var c = CultureInfo.GetCultureInfo("en");
Console.WriteLine(c.Name); //en
var c2 = CultureInfo.CreateSpecificCulture("en");
Console.WriteLine(c2); //en-US
Thread.CurrentThread.CurrentCulture = c2; //ok
//following with throw
//System.NotSupportedException: Culture 'en' is a neutral culture.
Thread.CurrentThread.CurrentCulture = c; 

Because of this, the following code is necessary

 if (Request.UserLanguages != null &&
        Request.UserLanguages.GetLength(0) > 0)
        CultureInfo cultureInfo =
            new CultureInfo(Request.UserLanguages[0]);
        Thread.CurrentThread.CurrentUICulture = cultureInfo;
        Thread.CurrentThread.CurrentCulture =

This code gets the user's language preference from the first element of the Request.UserLanguages array. If the user's settings are such that, Request.UserLanguages[0] will be "en-US". We create a new CultureInfo object and assign it to CurrentUICulture. The next line uses CultureInfo.CreateSpecificCulture to create a specific culture from a potentially neutral culture. In this example the culture will be no different (i.e., it will be "en-US"), but if the original language preference was "en", the specific culture would be "en-US". Recall that this step is necessary because CurrentCulture must be culture-specific.
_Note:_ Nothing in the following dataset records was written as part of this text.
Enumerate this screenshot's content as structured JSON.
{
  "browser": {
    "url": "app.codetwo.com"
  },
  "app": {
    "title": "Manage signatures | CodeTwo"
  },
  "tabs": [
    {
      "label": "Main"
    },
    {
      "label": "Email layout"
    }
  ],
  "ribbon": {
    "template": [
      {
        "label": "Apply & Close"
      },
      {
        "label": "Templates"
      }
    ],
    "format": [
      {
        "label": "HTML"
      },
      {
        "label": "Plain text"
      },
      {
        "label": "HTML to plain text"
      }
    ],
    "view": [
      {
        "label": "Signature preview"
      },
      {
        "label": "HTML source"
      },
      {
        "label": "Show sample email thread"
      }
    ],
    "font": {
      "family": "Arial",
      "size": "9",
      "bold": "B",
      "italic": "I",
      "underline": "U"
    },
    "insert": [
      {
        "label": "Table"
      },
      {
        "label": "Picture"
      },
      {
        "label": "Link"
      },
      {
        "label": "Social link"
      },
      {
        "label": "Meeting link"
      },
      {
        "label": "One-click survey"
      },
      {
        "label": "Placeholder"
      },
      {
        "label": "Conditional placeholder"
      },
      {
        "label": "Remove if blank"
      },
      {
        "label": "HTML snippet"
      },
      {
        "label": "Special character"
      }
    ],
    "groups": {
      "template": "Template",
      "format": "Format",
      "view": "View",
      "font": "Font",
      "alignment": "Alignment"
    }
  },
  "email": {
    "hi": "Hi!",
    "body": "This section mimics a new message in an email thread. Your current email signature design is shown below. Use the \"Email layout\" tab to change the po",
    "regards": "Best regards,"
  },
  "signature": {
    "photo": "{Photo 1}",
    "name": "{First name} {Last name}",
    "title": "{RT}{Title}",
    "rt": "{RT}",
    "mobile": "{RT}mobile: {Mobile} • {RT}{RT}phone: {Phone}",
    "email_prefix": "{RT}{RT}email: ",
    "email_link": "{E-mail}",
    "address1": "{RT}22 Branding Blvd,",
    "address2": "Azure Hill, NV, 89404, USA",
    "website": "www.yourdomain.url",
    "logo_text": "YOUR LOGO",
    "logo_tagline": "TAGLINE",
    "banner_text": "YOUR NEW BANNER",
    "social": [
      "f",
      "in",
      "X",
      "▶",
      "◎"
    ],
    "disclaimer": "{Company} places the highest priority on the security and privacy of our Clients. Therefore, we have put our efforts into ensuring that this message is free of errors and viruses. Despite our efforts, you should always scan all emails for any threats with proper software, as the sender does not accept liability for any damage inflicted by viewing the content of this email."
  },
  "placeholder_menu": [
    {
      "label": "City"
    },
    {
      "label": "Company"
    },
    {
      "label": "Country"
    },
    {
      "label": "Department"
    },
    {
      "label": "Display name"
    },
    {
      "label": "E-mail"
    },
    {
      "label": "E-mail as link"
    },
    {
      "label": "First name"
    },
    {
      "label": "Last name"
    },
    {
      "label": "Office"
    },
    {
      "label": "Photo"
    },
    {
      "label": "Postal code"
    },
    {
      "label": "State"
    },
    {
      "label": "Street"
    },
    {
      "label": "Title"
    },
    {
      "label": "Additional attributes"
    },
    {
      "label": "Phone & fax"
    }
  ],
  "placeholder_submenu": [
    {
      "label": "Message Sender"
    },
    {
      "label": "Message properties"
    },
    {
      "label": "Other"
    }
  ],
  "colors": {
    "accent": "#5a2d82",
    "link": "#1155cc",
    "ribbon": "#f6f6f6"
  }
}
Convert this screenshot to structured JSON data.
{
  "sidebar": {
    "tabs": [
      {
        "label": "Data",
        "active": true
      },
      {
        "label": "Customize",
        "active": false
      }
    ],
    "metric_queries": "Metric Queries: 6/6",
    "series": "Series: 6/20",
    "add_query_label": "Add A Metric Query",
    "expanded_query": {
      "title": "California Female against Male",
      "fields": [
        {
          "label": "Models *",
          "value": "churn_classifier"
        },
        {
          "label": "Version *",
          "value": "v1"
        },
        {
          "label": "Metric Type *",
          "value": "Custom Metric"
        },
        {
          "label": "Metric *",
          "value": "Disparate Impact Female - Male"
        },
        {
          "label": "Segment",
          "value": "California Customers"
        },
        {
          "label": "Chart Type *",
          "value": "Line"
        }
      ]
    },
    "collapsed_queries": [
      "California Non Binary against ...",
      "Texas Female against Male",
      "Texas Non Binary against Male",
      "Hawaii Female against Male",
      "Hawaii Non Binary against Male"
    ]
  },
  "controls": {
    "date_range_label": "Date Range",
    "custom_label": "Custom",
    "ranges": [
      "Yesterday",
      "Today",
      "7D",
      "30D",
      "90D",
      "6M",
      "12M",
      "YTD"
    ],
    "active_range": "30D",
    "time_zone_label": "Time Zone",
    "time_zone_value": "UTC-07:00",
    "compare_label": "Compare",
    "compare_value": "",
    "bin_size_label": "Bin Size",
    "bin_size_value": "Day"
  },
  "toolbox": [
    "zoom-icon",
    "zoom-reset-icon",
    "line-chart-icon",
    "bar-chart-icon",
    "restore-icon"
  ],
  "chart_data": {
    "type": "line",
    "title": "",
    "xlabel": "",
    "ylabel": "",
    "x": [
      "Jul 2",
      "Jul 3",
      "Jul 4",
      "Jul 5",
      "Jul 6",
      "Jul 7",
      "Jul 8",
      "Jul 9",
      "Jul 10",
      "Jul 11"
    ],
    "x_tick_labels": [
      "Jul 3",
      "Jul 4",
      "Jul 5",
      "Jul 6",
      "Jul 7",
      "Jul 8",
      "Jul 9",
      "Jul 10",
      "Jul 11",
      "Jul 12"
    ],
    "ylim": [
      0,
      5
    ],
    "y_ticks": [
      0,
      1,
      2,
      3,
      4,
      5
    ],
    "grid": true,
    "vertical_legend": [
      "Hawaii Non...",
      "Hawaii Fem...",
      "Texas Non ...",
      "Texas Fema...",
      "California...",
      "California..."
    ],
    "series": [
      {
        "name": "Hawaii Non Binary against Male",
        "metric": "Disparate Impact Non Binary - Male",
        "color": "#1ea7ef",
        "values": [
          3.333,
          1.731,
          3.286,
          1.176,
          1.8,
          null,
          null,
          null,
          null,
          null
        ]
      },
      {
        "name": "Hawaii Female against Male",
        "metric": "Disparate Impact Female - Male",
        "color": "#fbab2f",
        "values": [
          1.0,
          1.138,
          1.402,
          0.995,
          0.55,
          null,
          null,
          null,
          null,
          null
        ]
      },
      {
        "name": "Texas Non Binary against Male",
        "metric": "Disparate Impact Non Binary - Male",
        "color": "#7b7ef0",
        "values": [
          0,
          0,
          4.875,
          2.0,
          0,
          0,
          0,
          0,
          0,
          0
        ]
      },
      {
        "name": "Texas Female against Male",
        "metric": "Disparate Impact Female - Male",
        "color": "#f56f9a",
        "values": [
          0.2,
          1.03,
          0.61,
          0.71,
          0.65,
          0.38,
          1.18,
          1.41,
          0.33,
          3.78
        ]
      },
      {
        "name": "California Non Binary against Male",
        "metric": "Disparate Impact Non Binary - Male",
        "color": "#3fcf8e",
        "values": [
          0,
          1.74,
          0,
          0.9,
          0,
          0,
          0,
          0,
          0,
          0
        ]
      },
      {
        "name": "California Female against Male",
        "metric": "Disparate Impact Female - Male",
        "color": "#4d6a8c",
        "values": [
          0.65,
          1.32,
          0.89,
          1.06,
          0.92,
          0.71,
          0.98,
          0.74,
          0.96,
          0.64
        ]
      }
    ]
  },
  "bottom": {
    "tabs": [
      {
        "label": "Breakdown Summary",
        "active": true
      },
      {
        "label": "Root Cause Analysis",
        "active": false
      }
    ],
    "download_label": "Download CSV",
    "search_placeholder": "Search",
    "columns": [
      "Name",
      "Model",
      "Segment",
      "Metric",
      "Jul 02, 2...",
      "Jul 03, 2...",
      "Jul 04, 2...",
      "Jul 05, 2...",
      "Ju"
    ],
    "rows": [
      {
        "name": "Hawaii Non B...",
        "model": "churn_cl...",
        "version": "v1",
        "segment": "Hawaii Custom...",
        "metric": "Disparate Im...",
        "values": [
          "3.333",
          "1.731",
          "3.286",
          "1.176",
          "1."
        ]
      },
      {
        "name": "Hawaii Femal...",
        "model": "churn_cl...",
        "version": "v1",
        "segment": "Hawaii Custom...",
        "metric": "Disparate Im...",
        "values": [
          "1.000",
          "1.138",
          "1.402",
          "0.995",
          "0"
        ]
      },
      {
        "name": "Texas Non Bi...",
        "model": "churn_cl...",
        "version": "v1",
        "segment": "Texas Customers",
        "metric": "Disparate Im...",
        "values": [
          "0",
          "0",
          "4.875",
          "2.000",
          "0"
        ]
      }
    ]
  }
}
Later in this chapter, we implement a more sophisticated version of this first attempt that iterates through each of the language preferences looking for a language that matches the application's supported languages.